Described as ‘bouncing popcorn’, the male and female rock-wallabies from the Sydney region will have a 60-day stay in ‘hotel quarantine’ before their real mission to populate or perish begins.
The very important passengers arrived in a private four-seat amphibious aircraft owned and piloted by adventurer Michael Smith, who was able to heed the call of the critically endangered macropods.
ACT Parks and Conservation Service’s wildlife team leader Dr Sarah May has been given the task to recharge the population in the ACT that has been decimated by bushfires and predation by foxes.
Dr May said there were less than 40 brush-tailed rock-wallabies in the wild in the ACT and the East Gippsland region of Victoria. The last known sighting of a wild brush-tailed rock-wallaby in the ACT was in 1959.
“These two animals will be contributing a bit of genetic spice into the breeding program we have here,” she said.
“This is about putting some fat on the rock-wallabies’ genome so they have a bigger reservoir to draw upon when times get hard with changing climate conditions. Basically we want to make sure they’ve got more reserves up their sleeves.”
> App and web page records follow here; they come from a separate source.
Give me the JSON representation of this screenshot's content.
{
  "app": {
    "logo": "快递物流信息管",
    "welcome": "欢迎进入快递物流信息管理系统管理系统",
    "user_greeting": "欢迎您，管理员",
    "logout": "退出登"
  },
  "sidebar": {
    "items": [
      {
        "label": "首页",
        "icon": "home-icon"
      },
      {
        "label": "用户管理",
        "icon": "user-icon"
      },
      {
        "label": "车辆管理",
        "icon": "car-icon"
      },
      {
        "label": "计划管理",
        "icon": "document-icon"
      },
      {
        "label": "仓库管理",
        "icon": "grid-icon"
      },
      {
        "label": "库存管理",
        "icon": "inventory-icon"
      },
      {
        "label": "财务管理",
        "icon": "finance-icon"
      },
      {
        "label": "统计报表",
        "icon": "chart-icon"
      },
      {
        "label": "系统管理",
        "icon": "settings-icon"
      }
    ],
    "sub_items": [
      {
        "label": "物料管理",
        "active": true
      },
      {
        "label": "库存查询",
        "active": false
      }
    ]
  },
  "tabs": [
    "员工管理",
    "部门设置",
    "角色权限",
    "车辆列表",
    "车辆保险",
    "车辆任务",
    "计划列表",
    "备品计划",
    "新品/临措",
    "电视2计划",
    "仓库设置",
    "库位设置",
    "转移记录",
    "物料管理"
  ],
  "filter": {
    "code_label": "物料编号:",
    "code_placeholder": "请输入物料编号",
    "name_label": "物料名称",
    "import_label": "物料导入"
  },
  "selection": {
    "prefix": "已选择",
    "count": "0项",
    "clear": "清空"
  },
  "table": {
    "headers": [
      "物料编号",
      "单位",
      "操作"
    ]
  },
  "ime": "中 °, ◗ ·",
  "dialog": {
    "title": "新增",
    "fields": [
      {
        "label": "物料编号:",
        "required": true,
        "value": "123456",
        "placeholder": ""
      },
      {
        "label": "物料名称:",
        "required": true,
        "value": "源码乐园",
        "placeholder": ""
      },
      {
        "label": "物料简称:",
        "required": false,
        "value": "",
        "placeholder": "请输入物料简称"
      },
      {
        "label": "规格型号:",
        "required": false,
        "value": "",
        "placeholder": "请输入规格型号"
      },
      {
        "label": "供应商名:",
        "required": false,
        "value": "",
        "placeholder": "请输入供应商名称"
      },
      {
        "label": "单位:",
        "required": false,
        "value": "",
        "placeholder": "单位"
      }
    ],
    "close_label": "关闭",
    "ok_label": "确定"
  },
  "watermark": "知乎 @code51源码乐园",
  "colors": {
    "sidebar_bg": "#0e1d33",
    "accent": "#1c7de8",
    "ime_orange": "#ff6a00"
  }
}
In 2018, the brush-tailed rock-wallaby became the ACT mammal emblem as Tidbinbilla is the only place in the ACT where it can be found. The breeding program is within a 120-hectare, predator-free exclosure, called Jedbinbilla, at Tidbinbilla Nature Reserve, that will sustain up to 200 rock-wallabies.
When the Orroral Valley bushfire took hold in January 2020, 26 wallabies were evacuated to Mount Rothwell in Victoria to help preserve the breeding program.
“The fires all through NSW and Victoria really hammered the rock-wallabies’ habitat, and there were a lot of rescue operations going on,” said Dr May. “The population in East Gippsland was only saved by a very narrow valley that didn’t burn.
“That area was a stronghold of this tiny, remnant population and we’re still amazed it was spared and the animals survived with a bit of support.”
The Tidbinbilla population is also seen as critical and requires intensive management before the brush-tailed rock-wallabies can be released into the wild again.
“This process we’ve undertaken to find two breeding animals and establish them here is critical so we can establish an insurance population so we don’t have all of our wallabies in one basket,” said Dr May.
“It’s intensive as we don’t want our remaining population to perish. We want to see the day where we no longer need to be their guardians – that’s when we’ll know we’ve achieved something.”
As macropods – a suborder of marsupials including kangaroos, bettongs and potoroos – brush-tailed rock-wallabies are good breeders given the right conditions. Following excellent rainfall, those conditions are again flourishing so the timing of getting two breeding rock-wallabies from another area is crucial to ensure the diversity of the current population.
Even tasking the private aircraft from trailblazing aviator and animal lover Michael Smith relied on the most effective way of getting the animals to their new home as soon as possible.
“With the loss of animals in the wild, there has been a corresponding loss of genetic diversity so there’s now a very narrow gene pool,” said Dr May. “We really need to reinvigorate their genome so the two animals we have introduced have been identified as the best to benefit our breeding program.
“These two animals are a critical part of our breeding program.”
Let the fun begin.